In 2002, global cement production was responsible for around 3.8% of man-made CO2 emissions.


In 2004, the UK (and Crown dependencies) cement industry produced 1.74% of UK CO2 emissions (source: data from the BCA and National GHG Inventory).


Q: Is concrete combustible?
A: No. Concrete is an inert inorganic conglomerate. It does not burn, melt, warp, lose structural strength or drip molten material in a fire.


Q: How does concrete compare to steel in fire?
A: It is known that structural steel begins to soften around 425°C and loses about half of its strength at 650°C. This is why steel is stress-relieved in this temperature range. But even a 50% loss of strength is still insufficient, by itself, to explain the World Trade Centre collapse. It was noted above that the wind load controlled the design allowables. The World Trade Center, on this low-wind day, was likely not stressed more than a third of the design allowable, which is roughly one-fifth of the yield strength of the steel. Even with its strength halved, the steel could still support two to three times the stresses imposed by a 650°C fire.

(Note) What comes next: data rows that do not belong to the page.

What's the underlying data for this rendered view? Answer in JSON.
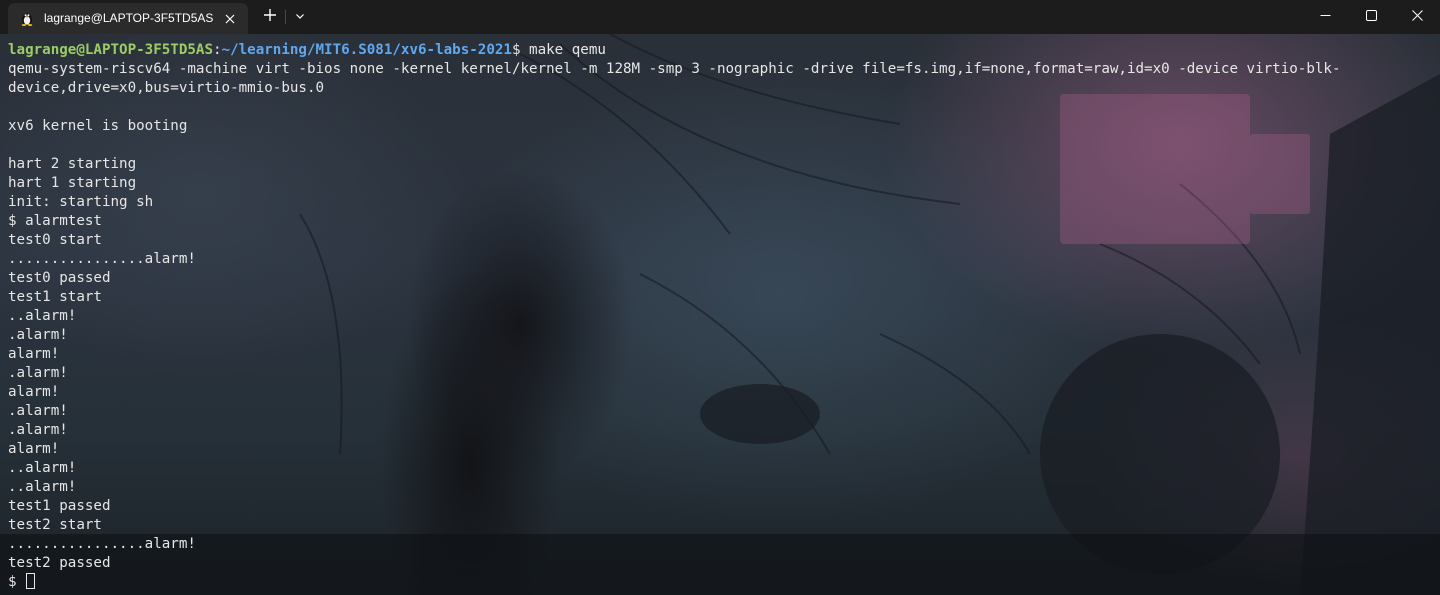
{
  "tab": {
    "title": "lagrange@LAPTOP-3F5TD5AS",
    "icon": "linux-penguin-icon"
  },
  "titlebar": {
    "new_tab_icon": "plus-icon",
    "dropdown_icon": "chevron-down-icon",
    "minimize_icon": "minimize-icon",
    "maximize_icon": "maximize-icon",
    "close_icon": "close-icon"
  },
  "terminal": {
    "prompt": {
      "user_host": "lagrange@LAPTOP-3F5TD5AS",
      "separator": ":",
      "path": "~/learning/MIT6.S081/xv6-labs-2021",
      "symbol": "$",
      "command": " make qemu"
    },
    "output": [
      "qemu-system-riscv64 -machine virt -bios none -kernel kernel/kernel -m 128M -smp 3 -nographic -drive file=fs.img,if=none,format=raw,id=x0 -device virtio-blk-",
      "device,drive=x0,bus=virtio-mmio-bus.0",
      "",
      "xv6 kernel is booting",
      "",
      "hart 2 starting",
      "hart 1 starting",
      "init: starting sh",
      "$ alarmtest",
      "test0 start",
      "................alarm!",
      "test0 passed",
      "test1 start",
      "..alarm!",
      ".alarm!",
      "alarm!",
      ".alarm!",
      "alarm!",
      ".alarm!",
      ".alarm!",
      "alarm!",
      "..alarm!",
      "..alarm!",
      "test1 passed",
      "test2 start",
      "................alarm!",
      "test2 passed"
    ],
    "final_prompt": "$ "
  },
  "colors": {
    "titlebar_bg": "#1c1c1c",
    "tab_bg": "#2b2b2b",
    "prompt_user": "#9ccc65",
    "prompt_path": "#5fa8ef",
    "text": "#e6e6e6"
  }
}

The additional problem was distortion of the steel in the fire. The temperature of the fire was not uniform everywhere and the temperature on the outside of the box columns was clearly lower than on the side facing the fire. The temperature along the 18m-long joists was certainly not uniform. Given the thermal expansion of steel, a 150°C temperature difference from one location to another will produce yield-level residual stresses. This produced distortions in the slender structural steel, which resulted in buckling failures. Thus, the failure of the steel was due to two factors: loss of strength due to the temperature of the fire and loss of structural integrity due to distortion of the steel from the non-uniform temperatures in the fire.

Q: What is the effect of concrete on acoustics?

A: The issue of sound insulation and acoustic performance of homes has grown in importance, primarily due to the growing demand from government for increased density of urban dwellings. The number of complaints about noise has risen due both to this closer proximity and the new demands placed on housing (e.g. entertainment systems). For this reason, the UK Building Regulations Part E now requires improved sound insulation.



In general, increasing the mass of a wall or floor improves the sound insulation of a room; hence concrete and masonry offer a good barrier to airborne sounds, while impact sound is easily controlled with appropriate floor and ceiling finishes. A range of 'Robust Details' (RD) for both masonry and concrete walls and concrete floors have been agreed by the Building Regulations Advisory Committee. These offer approved construction choices for both party walls and separating floors and include aspects of the external wall in controlling sound between dwellings.


Good acoustic properties can also be achieved for multi-occupancy residences using a range of concrete options. One example is tunnel form construction (in which the walls, floors and ceilings are made from cast in-situ concrete using specialist reusable formwork) that was used for a residential block at the University of East Anglia. Two separating floors in the new block, consisting of 250mm of concrete with a stuck-down carpet and no ceiling finish beneath, were tested. They both exceeded the regulations by more than 5dB for both airborne and impact sound insulation and therefore met the levels required by Robust Details.


Concrete walls provide a buffer between:
Outdoor noise and the indoor environment in a building.
Road noise and residential areas with a sound barrier.
Indoor noise between adjoining apartments or other spaces as a separating wall.


A study in America reported in the PCA bulletin No. 15434 proved that:

"...The greater mass of concrete walls can reduce sound penetrating through a wall by over 80% compared with wood or steel frame construction. Although some sound will penetrate the windows, a concrete building can be two-thirds quieter than a wood or steel frame building. Concrete panels also provide effective sound barriers separating buildings from highways or industrial areas from residential areas..."